* _Task requirements_
Images are to be dropped; everything else in the entries below must be copied exactly.

* _Extracted records_
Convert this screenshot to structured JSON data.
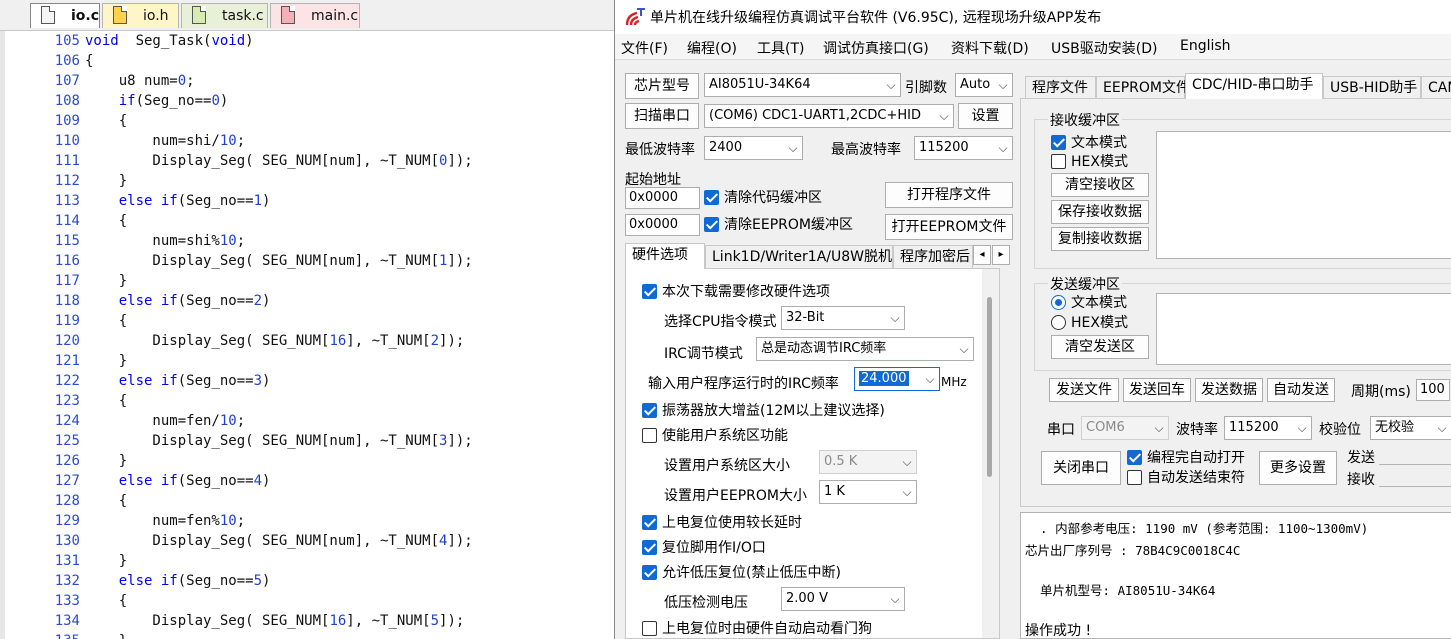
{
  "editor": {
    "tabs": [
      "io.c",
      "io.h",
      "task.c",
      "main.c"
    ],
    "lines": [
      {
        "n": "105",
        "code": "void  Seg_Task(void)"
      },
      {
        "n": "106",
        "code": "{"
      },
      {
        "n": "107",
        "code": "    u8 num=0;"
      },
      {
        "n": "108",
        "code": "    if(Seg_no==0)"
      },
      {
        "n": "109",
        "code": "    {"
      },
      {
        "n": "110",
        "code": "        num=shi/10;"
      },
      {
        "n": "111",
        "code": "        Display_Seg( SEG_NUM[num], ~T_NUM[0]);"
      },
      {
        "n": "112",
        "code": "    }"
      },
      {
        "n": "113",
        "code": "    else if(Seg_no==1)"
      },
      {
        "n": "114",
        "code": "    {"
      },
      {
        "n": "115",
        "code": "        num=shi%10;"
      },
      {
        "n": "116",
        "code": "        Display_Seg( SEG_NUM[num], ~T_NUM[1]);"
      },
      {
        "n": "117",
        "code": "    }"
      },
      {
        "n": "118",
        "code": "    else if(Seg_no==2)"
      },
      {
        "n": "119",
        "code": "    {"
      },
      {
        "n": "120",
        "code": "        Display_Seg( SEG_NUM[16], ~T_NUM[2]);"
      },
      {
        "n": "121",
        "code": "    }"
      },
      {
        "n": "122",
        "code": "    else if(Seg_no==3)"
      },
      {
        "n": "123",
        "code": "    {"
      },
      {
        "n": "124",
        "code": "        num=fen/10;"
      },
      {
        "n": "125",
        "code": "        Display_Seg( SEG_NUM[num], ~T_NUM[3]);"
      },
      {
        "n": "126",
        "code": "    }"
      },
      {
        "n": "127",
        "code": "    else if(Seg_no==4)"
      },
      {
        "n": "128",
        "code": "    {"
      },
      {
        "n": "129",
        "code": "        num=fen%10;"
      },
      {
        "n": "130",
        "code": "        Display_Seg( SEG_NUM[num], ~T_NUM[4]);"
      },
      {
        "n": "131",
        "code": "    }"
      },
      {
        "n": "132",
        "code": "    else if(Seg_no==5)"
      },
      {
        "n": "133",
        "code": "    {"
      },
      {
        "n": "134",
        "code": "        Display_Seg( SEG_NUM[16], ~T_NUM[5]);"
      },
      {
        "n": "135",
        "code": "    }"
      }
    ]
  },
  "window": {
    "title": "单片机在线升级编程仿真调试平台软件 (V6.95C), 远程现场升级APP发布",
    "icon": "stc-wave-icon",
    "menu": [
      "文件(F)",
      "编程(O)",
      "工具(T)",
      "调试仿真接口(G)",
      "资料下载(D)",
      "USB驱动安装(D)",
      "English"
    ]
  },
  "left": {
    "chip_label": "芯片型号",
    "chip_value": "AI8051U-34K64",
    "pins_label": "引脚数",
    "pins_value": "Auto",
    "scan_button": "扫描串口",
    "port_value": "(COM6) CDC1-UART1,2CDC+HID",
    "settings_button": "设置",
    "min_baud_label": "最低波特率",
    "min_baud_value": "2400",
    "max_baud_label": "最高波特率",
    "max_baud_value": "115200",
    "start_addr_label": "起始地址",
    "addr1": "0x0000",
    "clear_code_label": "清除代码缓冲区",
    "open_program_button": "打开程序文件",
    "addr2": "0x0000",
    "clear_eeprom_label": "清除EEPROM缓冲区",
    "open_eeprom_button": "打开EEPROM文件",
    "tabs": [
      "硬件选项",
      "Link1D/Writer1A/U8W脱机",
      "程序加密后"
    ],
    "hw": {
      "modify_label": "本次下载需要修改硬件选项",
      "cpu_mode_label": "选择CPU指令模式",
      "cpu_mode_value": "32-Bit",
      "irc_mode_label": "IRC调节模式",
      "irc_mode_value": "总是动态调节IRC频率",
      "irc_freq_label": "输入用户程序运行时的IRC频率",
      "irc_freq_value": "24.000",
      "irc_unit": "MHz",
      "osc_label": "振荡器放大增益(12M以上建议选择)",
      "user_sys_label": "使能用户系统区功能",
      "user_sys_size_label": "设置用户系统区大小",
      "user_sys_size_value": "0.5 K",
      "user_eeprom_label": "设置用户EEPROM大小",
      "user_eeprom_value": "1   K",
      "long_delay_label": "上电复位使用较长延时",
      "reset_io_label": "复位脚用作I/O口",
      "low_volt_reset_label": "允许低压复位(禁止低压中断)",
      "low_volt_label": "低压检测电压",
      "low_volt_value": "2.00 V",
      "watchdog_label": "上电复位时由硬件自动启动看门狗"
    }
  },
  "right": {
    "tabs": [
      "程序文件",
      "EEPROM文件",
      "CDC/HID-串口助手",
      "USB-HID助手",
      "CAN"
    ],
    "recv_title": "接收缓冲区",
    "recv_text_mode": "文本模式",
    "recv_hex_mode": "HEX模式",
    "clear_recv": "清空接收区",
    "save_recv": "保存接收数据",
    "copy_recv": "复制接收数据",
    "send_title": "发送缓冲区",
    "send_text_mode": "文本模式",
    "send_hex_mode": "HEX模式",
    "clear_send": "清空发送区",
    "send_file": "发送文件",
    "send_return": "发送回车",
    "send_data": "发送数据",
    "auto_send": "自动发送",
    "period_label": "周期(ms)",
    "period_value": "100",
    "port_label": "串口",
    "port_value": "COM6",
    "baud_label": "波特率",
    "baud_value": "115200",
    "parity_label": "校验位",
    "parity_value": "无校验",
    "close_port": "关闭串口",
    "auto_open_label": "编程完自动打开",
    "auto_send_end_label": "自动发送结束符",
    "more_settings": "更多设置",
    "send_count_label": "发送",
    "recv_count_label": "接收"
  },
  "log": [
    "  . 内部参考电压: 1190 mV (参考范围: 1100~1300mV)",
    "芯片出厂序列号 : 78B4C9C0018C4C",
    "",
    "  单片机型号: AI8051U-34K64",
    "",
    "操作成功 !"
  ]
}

* _Result of this task_
Convert this screenshot to structured JSON data.
{
  "editor": {
    "tabs": [
      "io.c",
      "io.h",
      "task.c",
      "main.c"
    ],
    "lines": [
      {
        "n": "105",
        "code": "void  Seg_Task(void)"
      },
      {
        "n": "106",
        "code": "{"
      },
      {
        "n": "107",
        "code": "    u8 num=0;"
      },
      {
        "n": "108",
        "code": "    if(Seg_no==0)"
      },
      {
        "n": "109",
        "code": "    {"
      },
      {
        "n": "110",
        "code": "        num=shi/10;"
      },
      {
        "n": "111",
        "code": "        Display_Seg( SEG_NUM[num], ~T_NUM[0]);"
      },
      {
        "n": "112",
        "code": "    }"
      },
      {
        "n": "113",
        "code": "    else if(Seg_no==1)"
      },
      {
        "n": "114",
        "code": "    {"
      },
      {
        "n": "115",
        "code": "        num=shi%10;"
      },
      {
        "n": "116",
        "code": "        Display_Seg( SEG_NUM[num], ~T_NUM[1]);"
      },
      {
        "n": "117",
        "code": "    }"
      },
      {
        "n": "118",
        "code": "    else if(Seg_no==2)"
      },
      {
        "n": "119",
        "code": "    {"
      },
      {
        "n": "120",
        "code": "        Display_Seg( SEG_NUM[16], ~T_NUM[2]);"
      },
      {
        "n": "121",
        "code": "    }"
      },
      {
        "n": "122",
        "code": "    else if(Seg_no==3)"
      },
      {
        "n": "123",
        "code": "    {"
      },
      {
        "n": "124",
        "code": "        num=fen/10;"
      },
      {
        "n": "125",
        "code": "        Display_Seg( SEG_NUM[num], ~T_NUM[3]);"
      },
      {
        "n": "126",
        "code": "    }"
      },
      {
        "n": "127",
        "code": "    else if(Seg_no==4)"
      },
      {
        "n": "128",
        "code": "    {"
      },
      {
        "n": "129",
        "code": "        num=fen%10;"
      },
      {
        "n": "130",
        "code": "        Display_Seg( SEG_NUM[num], ~T_NUM[4]);"
      },
      {
        "n": "131",
        "code": "    }"
      },
      {
        "n": "132",
        "code": "    else if(Seg_no==5)"
      },
      {
        "n": "133",
        "code": "    {"
      },
      {
        "n": "134",
        "code": "        Display_Seg( SEG_NUM[16], ~T_NUM[5]);"
      },
      {
        "n": "135",
        "code": "    }"
      }
    ]
  },
  "window": {
    "title": "单片机在线升级编程仿真调试平台软件 (V6.95C), 远程现场升级APP发布",
    "icon": "stc-wave-icon",
    "menu": [
      "文件(F)",
      "编程(O)",
      "工具(T)",
      "调试仿真接口(G)",
      "资料下载(D)",
      "USB驱动安装(D)",
      "English"
    ]
  },
  "left": {
    "chip_label": "芯片型号",
    "chip_value": "AI8051U-34K64",
    "pins_label": "引脚数",
    "pins_value": "Auto",
    "scan_button": "扫描串口",
    "port_value": "(COM6) CDC1-UART1,2CDC+HID",
    "settings_button": "设置",
    "min_baud_label": "最低波特率",
    "min_baud_value": "2400",
    "max_baud_label": "最高波特率",
    "max_baud_value": "115200",
    "start_addr_label": "起始地址",
    "addr1": "0x0000",
    "clear_code_label": "清除代码缓冲区",
    "open_program_button": "打开程序文件",
    "addr2": "0x0000",
    "clear_eeprom_label": "清除EEPROM缓冲区",
    "open_eeprom_button": "打开EEPROM文件",
    "tabs": [
      "硬件选项",
      "Link1D/Writer1A/U8W脱机",
      "程序加密后"
    ],
    "hw": {
      "modify_label": "本次下载需要修改硬件选项",
      "cpu_mode_label": "选择CPU指令模式",
      "cpu_mode_value": "32-Bit",
      "irc_mode_label": "IRC调节模式",
      "irc_mode_value": "总是动态调节IRC频率",
      "irc_freq_label": "输入用户程序运行时的IRC频率",
      "irc_freq_value": "24.000",
      "irc_unit": "MHz",
      "osc_label": "振荡器放大增益(12M以上建议选择)",
      "user_sys_label": "使能用户系统区功能",
      "user_sys_size_label": "设置用户系统区大小",
      "user_sys_size_value": "0.5 K",
      "user_eeprom_label": "设置用户EEPROM大小",
      "user_eeprom_value": "1   K",
      "long_delay_label": "上电复位使用较长延时",
      "reset_io_label": "复位脚用作I/O口",
      "low_volt_reset_label": "允许低压复位(禁止低压中断)",
      "low_volt_label": "低压检测电压",
      "low_volt_value": "2.00 V",
      "watchdog_label": "上电复位时由硬件自动启动看门狗"
    }
  },
  "right": {
    "tabs": [
      "程序文件",
      "EEPROM文件",
      "CDC/HID-串口助手",
      "USB-HID助手",
      "CAN"
    ],
    "recv_title": "接收缓冲区",
    "recv_text_mode": "文本模式",
    "recv_hex_mode": "HEX模式",
    "clear_recv": "清空接收区",
    "save_recv": "保存接收数据",
    "copy_recv": "复制接收数据",
    "send_title": "发送缓冲区",
    "send_text_mode": "文本模式",
    "send_hex_mode": "HEX模式",
    "clear_send": "清空发送区",
    "send_file": "发送文件",
    "send_return": "发送回车",
    "send_data": "发送数据",
    "auto_send": "自动发送",
    "period_label": "周期(ms)",
    "period_value": "100",
    "port_label": "串口",
    "port_value": "COM6",
    "baud_label": "波特率",
    "baud_value": "115200",
    "parity_label": "校验位",
    "parity_value": "无校验",
    "close_port": "关闭串口",
    "auto_open_label": "编程完自动打开",
    "auto_send_end_label": "自动发送结束符",
    "more_settings": "更多设置",
    "send_count_label": "发送",
    "recv_count_label": "接收"
  },
  "log": [
    "  . 内部参考电压: 1190 mV (参考范围: 1100~1300mV)",
    "芯片出厂序列号 : 78B4C9C0018C4C",
    "",
    "  单片机型号: AI8051U-34K64",
    "",
    "操作成功 !"
  ]
}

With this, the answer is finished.